The chief of Sweden’s air force has denied claims made by a Swedish broadcaster that two Russian strike aircraft that intruded into Swedish airspace in early March had done so with nuclear weapons loaded.
In comments to the Dagens Nyheter newspaper on Wednesday, Major General Carl-Johan Edström added that the March 2 airspace intrusion did not alter the nature of the threats currently faced by Sweden. He said that the Air Force would have issued a statement if the incident or any possible incidents in the near future had resulted in a change in the threats Sweden faced, stating that there was no reason for increased concern over the intrusion.
Edström’s comments followed a report by broadcaster TV4 earlier that day alleging that the two Russian Su-24 strike aircraft that departed a Russian air base in Kaliningrad and intruded into Swedish airspace east of the island of Gotland on March 2 were armed with nuclear weapons. Reportedly, the two Swedish Air Force Gripens that intercepted the Fencers and their escorts of two Russian Su-27s only discovered that the strike aircraft were carrying nuclear weapons when they closed to photograph the intruders during the minute-long intrusion, with the Su-24 crews taking care to ensure the weapons were visible.
However, the broadcasters’ claims were met with some skepticism, as an initial draft of the article published by TV4 claimed that the nuclear weapons carried by the Su-24s were Kh-32 cruise missiles, with the claim subsequently quietly removed. While Russian Su-24s are believed to retain the ability to deliver nuclear weapons, they are not known to be able to carry and use Kh-32s, with modernized Tu-22M3M strategic bombers the only publicly known launch platform for the supersonic cruise missiles.

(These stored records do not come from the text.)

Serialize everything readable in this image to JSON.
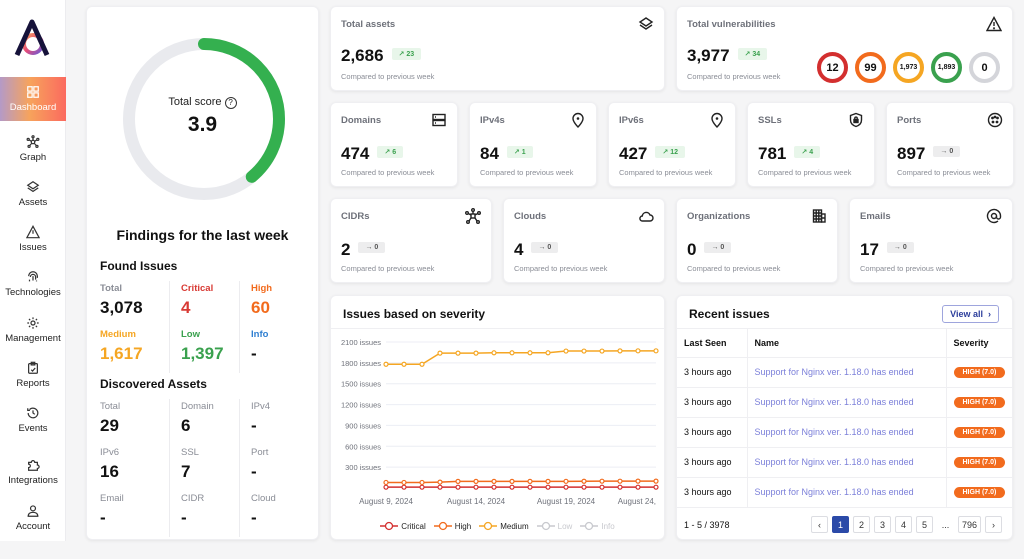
{
  "sidebar": {
    "items": [
      {
        "label": "Dashboard",
        "icon": "dashboard-icon",
        "active": true
      },
      {
        "label": "Graph",
        "icon": "graph-icon"
      },
      {
        "label": "Assets",
        "icon": "layers-icon"
      },
      {
        "label": "Issues",
        "icon": "warning-icon"
      },
      {
        "label": "Technologies",
        "icon": "fingerprint-icon"
      },
      {
        "label": "Management",
        "icon": "gear-icon"
      },
      {
        "label": "Reports",
        "icon": "clipboard-icon"
      },
      {
        "label": "Events",
        "icon": "history-icon"
      },
      {
        "label": "Integrations",
        "icon": "puzzle-icon"
      },
      {
        "label": "Account",
        "icon": "user-icon"
      }
    ]
  },
  "score": {
    "label": "Total score",
    "value": "3.9",
    "fraction": 0.39,
    "color": "#34b04f"
  },
  "findings": {
    "title": "Findings for the last week",
    "found_issues": {
      "title": "Found Issues",
      "cells": [
        {
          "label": "Total",
          "value": "3,078",
          "color": "#8a8d96",
          "valcolor": "#111111"
        },
        {
          "label": "Critical",
          "value": "4",
          "color": "#d83a34",
          "valcolor": "#d83a34"
        },
        {
          "label": "High",
          "value": "60",
          "color": "#f26b1d",
          "valcolor": "#f26b1d"
        },
        {
          "label": "Medium",
          "value": "1,617",
          "color": "#f5a623",
          "valcolor": "#f5a623"
        },
        {
          "label": "Low",
          "value": "1,397",
          "color": "#3aa14e",
          "valcolor": "#3aa14e"
        },
        {
          "label": "Info",
          "value": "-",
          "color": "#2f7fd1",
          "valcolor": "#111111"
        }
      ]
    },
    "discovered_assets": {
      "title": "Discovered Assets",
      "cells": [
        {
          "label": "Total",
          "value": "29"
        },
        {
          "label": "Domain",
          "value": "6"
        },
        {
          "label": "IPv4",
          "value": "-"
        },
        {
          "label": "IPv6",
          "value": "16"
        },
        {
          "label": "SSL",
          "value": "7"
        },
        {
          "label": "Port",
          "value": "-"
        },
        {
          "label": "Email",
          "value": "-"
        },
        {
          "label": "CIDR",
          "value": "-"
        },
        {
          "label": "Cloud",
          "value": "-"
        }
      ]
    }
  },
  "compare_text": "Compared to previous week",
  "total_assets": {
    "title": "Total assets",
    "value": "2,686",
    "delta": "23",
    "trend": "up",
    "icon": "layers-icon"
  },
  "total_vulns": {
    "title": "Total vulnerabilities",
    "value": "3,977",
    "delta": "34",
    "trend": "up",
    "icon": "warning-icon",
    "rings": [
      {
        "value": "12",
        "color": "#d32f2f",
        "severity": "critical"
      },
      {
        "value": "99",
        "color": "#f26b1d",
        "severity": "high"
      },
      {
        "value": "1,973",
        "color": "#f5a623",
        "severity": "medium"
      },
      {
        "value": "1,893",
        "color": "#3aa14e",
        "severity": "low"
      },
      {
        "value": "0",
        "color": "#d4d5da",
        "severity": "info"
      }
    ]
  },
  "stats_row1": [
    {
      "title": "Domains",
      "value": "474",
      "delta": "6",
      "trend": "up",
      "icon": "server-icon"
    },
    {
      "title": "IPv4s",
      "value": "84",
      "delta": "1",
      "trend": "up",
      "icon": "location-pin-icon"
    },
    {
      "title": "IPv6s",
      "value": "427",
      "delta": "12",
      "trend": "up",
      "icon": "location-pin-icon"
    },
    {
      "title": "SSLs",
      "value": "781",
      "delta": "4",
      "trend": "up",
      "icon": "shield-lock-icon"
    },
    {
      "title": "Ports",
      "value": "897",
      "delta": "0",
      "trend": "flat",
      "icon": "port-icon"
    }
  ],
  "stats_row2": [
    {
      "title": "CIDRs",
      "value": "2",
      "delta": "0",
      "trend": "flat",
      "icon": "network-icon"
    },
    {
      "title": "Clouds",
      "value": "4",
      "delta": "0",
      "trend": "flat",
      "icon": "cloud-icon"
    },
    {
      "title": "Organizations",
      "value": "0",
      "delta": "0",
      "trend": "flat",
      "icon": "building-icon"
    },
    {
      "title": "Emails",
      "value": "17",
      "delta": "0",
      "trend": "flat",
      "icon": "at-icon"
    }
  ],
  "severity_chart": {
    "title": "Issues based on severity"
  },
  "chart_data": {
    "type": "line",
    "title": "Issues based on severity",
    "xlabel": "",
    "ylabel": "",
    "ylim": [
      0,
      2100
    ],
    "y_ticks": [
      300,
      600,
      900,
      1200,
      1500,
      1800,
      2100
    ],
    "y_tick_suffix": " issues",
    "x": [
      "August 9, 2024",
      "August 10, 2024",
      "August 11, 2024",
      "August 12, 2024",
      "August 13, 2024",
      "August 14, 2024",
      "August 15, 2024",
      "August 16, 2024",
      "August 17, 2024",
      "August 18, 2024",
      "August 19, 2024",
      "August 20, 2024",
      "August 21, 2024",
      "August 22, 2024",
      "August 23, 2024",
      "August 24, 2024"
    ],
    "x_tick_labels": [
      "August 9, 2024",
      "August 14, 2024",
      "August 19, 2024",
      "August 24,"
    ],
    "x_tick_indices": [
      0,
      5,
      10,
      15
    ],
    "grid": true,
    "legend_position": "bottom",
    "series": [
      {
        "name": "Critical",
        "color": "#d32f2f",
        "enabled": true,
        "values": [
          12,
          12,
          12,
          12,
          12,
          12,
          12,
          12,
          12,
          12,
          12,
          12,
          12,
          12,
          12,
          12
        ]
      },
      {
        "name": "High",
        "color": "#f26b1d",
        "enabled": true,
        "values": [
          80,
          80,
          80,
          85,
          95,
          95,
          95,
          95,
          95,
          95,
          96,
          97,
          98,
          98,
          99,
          99
        ]
      },
      {
        "name": "Medium",
        "color": "#f5a623",
        "enabled": true,
        "values": [
          1780,
          1780,
          1780,
          1940,
          1940,
          1940,
          1945,
          1945,
          1945,
          1945,
          1970,
          1970,
          1970,
          1972,
          1973,
          1973
        ]
      },
      {
        "name": "Low",
        "color": "#c8c9ce",
        "enabled": false,
        "values": []
      },
      {
        "name": "Info",
        "color": "#c8c9ce",
        "enabled": false,
        "values": []
      }
    ]
  },
  "recent_issues": {
    "title": "Recent issues",
    "view_all": "View all",
    "columns": [
      "Last Seen",
      "Name",
      "Severity"
    ],
    "rows": [
      {
        "last_seen": "3 hours ago",
        "name": "Support for Nginx ver. 1.18.0 has ended",
        "severity": "HIGH (7.0)"
      },
      {
        "last_seen": "3 hours ago",
        "name": "Support for Nginx ver. 1.18.0 has ended",
        "severity": "HIGH (7.0)"
      },
      {
        "last_seen": "3 hours ago",
        "name": "Support for Nginx ver. 1.18.0 has ended",
        "severity": "HIGH (7.0)"
      },
      {
        "last_seen": "3 hours ago",
        "name": "Support for Nginx ver. 1.18.0 has ended",
        "severity": "HIGH (7.0)"
      },
      {
        "last_seen": "3 hours ago",
        "name": "Support for Nginx ver. 1.18.0 has ended",
        "severity": "HIGH (7.0)"
      }
    ],
    "range": "1 - 5 / 3978",
    "pages": [
      "1",
      "2",
      "3",
      "4",
      "5",
      "...",
      "796"
    ],
    "current_page": "1"
  }
}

The intrusion took place during a joint Swedish-Finnish exercise that took place on waters west of Gotland. Swedish Gripens and Finnish F/A-18 Hornets participated in the exercise, with other participants including Swedish electronic warfare teams and naval assets from both nations. At the same time, Swedish Defense Minister Peter Hultqvist met with his Finnish counterpart Antti Kaikkonen in Visby, Gotland, to discuss the regional security situation and military cooperation, alongside visiting the exercise.
The incident also happened following the announcement by Stockholm that it would be directly delivering military aid to Ukraine following the Russian invasion. Swedish weaponry and other equipment pledged and subsequently delivered to Ukraine to date include AT4 anti-tank rocket launchers, body armor, helmets and military rations.